Talking Point  

What the next phase of technological change will look like

What the next phase of technological change will look like
 Pexels/Panumas Nikhomkai

The use of cloud-based technology and artificial intelligence has the capacity to change the way governments and corporations operate in a way that will make “happier” citizens, according to Mike Seidenberg,, who jointly runs the £1.2bn Allianz Technology investment trust.

Seidenberg says cloud computing has already made many businesses more efficient in how they are administered, but says there are further waves of change to come.

He says: “The overarching theme we see is continued digitalisation of business processes resulting in people having more time and a better customer experience, as they are not waiting on hold anymore. 

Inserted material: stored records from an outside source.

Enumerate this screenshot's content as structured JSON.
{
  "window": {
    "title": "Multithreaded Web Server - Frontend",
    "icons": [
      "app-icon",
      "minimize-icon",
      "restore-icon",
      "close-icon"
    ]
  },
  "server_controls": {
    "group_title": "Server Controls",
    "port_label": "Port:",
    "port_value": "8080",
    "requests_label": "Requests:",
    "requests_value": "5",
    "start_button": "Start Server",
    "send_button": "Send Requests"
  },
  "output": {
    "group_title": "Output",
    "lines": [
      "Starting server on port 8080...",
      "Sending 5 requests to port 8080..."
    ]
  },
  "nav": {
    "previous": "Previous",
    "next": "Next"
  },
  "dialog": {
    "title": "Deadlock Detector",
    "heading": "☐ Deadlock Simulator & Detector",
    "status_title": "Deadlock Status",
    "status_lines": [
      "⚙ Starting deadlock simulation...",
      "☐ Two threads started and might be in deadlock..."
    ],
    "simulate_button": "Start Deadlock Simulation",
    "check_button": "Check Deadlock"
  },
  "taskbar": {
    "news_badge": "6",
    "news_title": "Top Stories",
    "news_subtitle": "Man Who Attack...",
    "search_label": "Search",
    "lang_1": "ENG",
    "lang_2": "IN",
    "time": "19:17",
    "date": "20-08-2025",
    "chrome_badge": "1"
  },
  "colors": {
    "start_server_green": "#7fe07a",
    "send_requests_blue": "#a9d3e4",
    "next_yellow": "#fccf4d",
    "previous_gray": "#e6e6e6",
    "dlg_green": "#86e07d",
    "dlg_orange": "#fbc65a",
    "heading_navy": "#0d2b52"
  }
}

"There are so many inefficient procedures with respect to businesses and governments. For example, San Francisco has a great primary customer service center where you can report any problems on their website.

"The tools and technologies that exist today, if embraced by governments who are increasingly budget constrained, could result in lower costs and hopefully happier citizens.

"The corporate world is relooking at every process and asking themselves how do we move this to lower cost infrastructure and not become stranded with an expensive legacy infrastructure to manage.

"The Cloud solves this problem, and granted there is a cost involved, it does allow corporations to focus on their core business and offload technology risk to the cloud vendor. None of this will happen overnight but we are big believers in software, data, and low cost computing improving people’s lives.” 

He says the next wave, presently being worked on in silicon valley will involve using Artificial Intelligence to process and analyse the data to discover the best way of operating.

In terms of what this means for technology investors, the portfolio manager says: “In general companies are coming to market later in their life cycles, resulting in more mature proven business models but correspondingly higher valuations. 

"At the margin, it has made our jobs more difficult because the proven business models can immediately trade to very expensive multiples. 

"Net/net the quality is better and that is good for investors in the long run. There have been times in our careers where subpar businesses were taken public because they could. 

"We operate on anecdote around here: just because it is public does not mean it is a great business.”

david.thorpe@ft.com